The NFL draft is April 19 and 20, and the Ravens have the No. 4 pick overall. Last year, the Ravens chose UCLA offensive tackle Jonathan Ogden with the fourth pick, and Ogden started all 16 games at left guard and eventually earned all-rookie honors in several national publications.
The Ravens are hoping to find another player of the caliber of Ogden or rookie linebacker Ray Lewis, who also was picked in the first round by the Ravens and finished as the team's leading tackler with 142.
"There was a time around the 1960s when the coaches did the scouting during the spring," said Phil Savage, the Ravens' director of college scouting. "But as the owners started investing more money into the players, more ways were created to cut down on mistakes in evaluating.
"Organizations now have whole scouting departments. You can get a copy of almost every game a player has played in college. The volumes of information has increased and a lot of it is computer-based."

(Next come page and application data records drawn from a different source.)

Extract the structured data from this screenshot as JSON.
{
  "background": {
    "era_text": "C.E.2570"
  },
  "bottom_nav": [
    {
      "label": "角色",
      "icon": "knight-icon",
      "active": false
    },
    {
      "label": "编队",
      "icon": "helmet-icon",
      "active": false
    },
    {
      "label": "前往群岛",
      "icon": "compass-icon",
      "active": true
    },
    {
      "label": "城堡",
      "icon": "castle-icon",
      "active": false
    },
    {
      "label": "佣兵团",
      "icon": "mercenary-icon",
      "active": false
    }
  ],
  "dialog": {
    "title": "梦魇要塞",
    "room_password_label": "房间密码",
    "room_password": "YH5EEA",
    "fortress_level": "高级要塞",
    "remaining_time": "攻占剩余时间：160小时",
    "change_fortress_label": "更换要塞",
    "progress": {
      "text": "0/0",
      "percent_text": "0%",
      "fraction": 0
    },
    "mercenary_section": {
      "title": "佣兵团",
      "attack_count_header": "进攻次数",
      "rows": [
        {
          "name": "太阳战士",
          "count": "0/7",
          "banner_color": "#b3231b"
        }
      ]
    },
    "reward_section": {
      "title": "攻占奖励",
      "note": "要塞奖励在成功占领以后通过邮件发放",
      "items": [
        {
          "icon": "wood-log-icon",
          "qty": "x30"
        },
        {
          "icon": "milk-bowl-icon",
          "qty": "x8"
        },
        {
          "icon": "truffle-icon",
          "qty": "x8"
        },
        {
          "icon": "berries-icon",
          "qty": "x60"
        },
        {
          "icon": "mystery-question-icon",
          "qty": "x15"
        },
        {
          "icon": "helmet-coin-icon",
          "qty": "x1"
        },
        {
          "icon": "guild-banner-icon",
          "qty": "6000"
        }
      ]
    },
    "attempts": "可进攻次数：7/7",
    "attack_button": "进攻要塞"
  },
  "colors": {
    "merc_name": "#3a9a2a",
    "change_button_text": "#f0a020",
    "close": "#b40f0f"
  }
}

The Ravens will look specifically for defensive help, especially at the outside linebacker/defensive end and cornerback positions. Ravens owner Art Modell has said he has been impressed with Florida State defensive end Peter Boulware.
But despite the large number of evaluations, Ozzie Newsome, the team's vice president of player personnel, said he and coach Ted Marchibroda will interview 15 to 20 prospects, some of whom may include outside linebackers James Farrior of Virginia, Jason Taylor of Akron and Canute Curtis of West Virginia; USC defensive tackle Darrell Russell; and cornerbacks Shawn Springs of Ohio State and Chris Canty of Kansas State.

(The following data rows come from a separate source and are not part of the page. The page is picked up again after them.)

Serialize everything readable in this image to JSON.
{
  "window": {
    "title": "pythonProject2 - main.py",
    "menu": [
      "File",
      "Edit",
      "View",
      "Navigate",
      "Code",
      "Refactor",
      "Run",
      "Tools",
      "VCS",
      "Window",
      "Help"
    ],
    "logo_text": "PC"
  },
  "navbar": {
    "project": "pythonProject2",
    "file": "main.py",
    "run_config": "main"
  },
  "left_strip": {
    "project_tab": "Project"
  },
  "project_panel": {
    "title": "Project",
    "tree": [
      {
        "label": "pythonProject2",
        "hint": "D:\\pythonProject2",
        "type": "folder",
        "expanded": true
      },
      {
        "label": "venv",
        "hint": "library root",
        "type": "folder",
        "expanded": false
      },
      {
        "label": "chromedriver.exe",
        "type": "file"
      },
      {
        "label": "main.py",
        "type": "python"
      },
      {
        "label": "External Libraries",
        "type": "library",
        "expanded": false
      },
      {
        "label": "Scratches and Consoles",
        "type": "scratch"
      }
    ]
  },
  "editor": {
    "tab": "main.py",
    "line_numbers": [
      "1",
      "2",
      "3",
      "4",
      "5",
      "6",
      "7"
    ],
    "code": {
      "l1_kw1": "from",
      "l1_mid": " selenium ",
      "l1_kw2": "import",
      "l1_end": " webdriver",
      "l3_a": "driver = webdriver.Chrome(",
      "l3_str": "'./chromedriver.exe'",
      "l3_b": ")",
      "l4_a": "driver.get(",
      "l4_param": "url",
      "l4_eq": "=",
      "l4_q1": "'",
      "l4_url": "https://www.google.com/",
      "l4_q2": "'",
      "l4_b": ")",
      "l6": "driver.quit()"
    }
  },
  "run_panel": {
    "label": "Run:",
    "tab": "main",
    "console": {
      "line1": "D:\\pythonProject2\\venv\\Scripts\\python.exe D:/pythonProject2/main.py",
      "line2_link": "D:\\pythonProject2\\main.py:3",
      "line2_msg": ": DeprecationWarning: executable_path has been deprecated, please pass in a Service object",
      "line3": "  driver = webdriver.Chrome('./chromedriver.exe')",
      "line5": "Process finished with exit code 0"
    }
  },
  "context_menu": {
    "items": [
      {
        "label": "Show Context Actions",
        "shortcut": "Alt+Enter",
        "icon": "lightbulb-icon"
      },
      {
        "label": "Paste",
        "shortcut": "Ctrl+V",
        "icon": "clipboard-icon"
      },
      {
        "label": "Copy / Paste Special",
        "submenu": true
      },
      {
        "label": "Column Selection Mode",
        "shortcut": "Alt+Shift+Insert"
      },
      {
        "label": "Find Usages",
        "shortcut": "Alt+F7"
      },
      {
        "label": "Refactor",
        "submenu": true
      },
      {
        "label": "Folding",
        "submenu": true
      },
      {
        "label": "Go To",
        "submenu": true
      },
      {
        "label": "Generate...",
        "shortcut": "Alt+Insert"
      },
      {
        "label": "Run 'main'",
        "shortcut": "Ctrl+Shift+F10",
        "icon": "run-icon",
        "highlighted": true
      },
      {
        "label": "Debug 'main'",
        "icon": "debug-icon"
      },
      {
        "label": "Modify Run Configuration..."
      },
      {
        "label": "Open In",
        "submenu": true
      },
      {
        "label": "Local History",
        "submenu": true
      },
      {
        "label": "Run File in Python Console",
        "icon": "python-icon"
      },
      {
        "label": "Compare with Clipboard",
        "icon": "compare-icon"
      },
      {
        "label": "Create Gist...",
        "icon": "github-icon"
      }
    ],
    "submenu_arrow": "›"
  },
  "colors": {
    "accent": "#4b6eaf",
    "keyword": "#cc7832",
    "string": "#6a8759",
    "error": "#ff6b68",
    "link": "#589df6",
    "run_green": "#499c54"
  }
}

Players are asked to participate in seven stages at the combine, consisting of agility and speed tests, IQ, physicals, body measurements, personal interviews, weightlifting and still photographs in shorts.
Under former coach Bill Belichick and personal director Mike Lombardi, the former Cleveland Browns used more of the scientific input, including psychological studies, to evaluate players. The Ravens will stray more from that course this season.
"When Ted was hired and Ozzie was elevated to his new position, the emphasis was put on finding good solid football players who also had a solid character and liked to play football," said Savage. "It's very simple and basic, yet it keeps you away from the height, weight and speed guys who haven't played up to potential, but also away from guys who have great character but can't play."
The Ravens are far ahead of last year's pace when they didn't know if the team was going to move, who was going to be their coach or if the scouts had a job for next season.
"Last year's combine was a blur," said Savage, whose scouting group went to the combine without Belichick or Lombardi. "But as of now, I think we've had some type of personal contact already with every player who is going to be at the combine. We get one more look, and usually after February, guys don't move up too much on the draft board.
"We've got the fourth pick, a chance to get a player that can make inroads on our team. The fall season is a pretty hectic time for us, but our ballgame is played on April 19 and 20. That's when we have to reach a consensus."
Pub Date: 2/05/97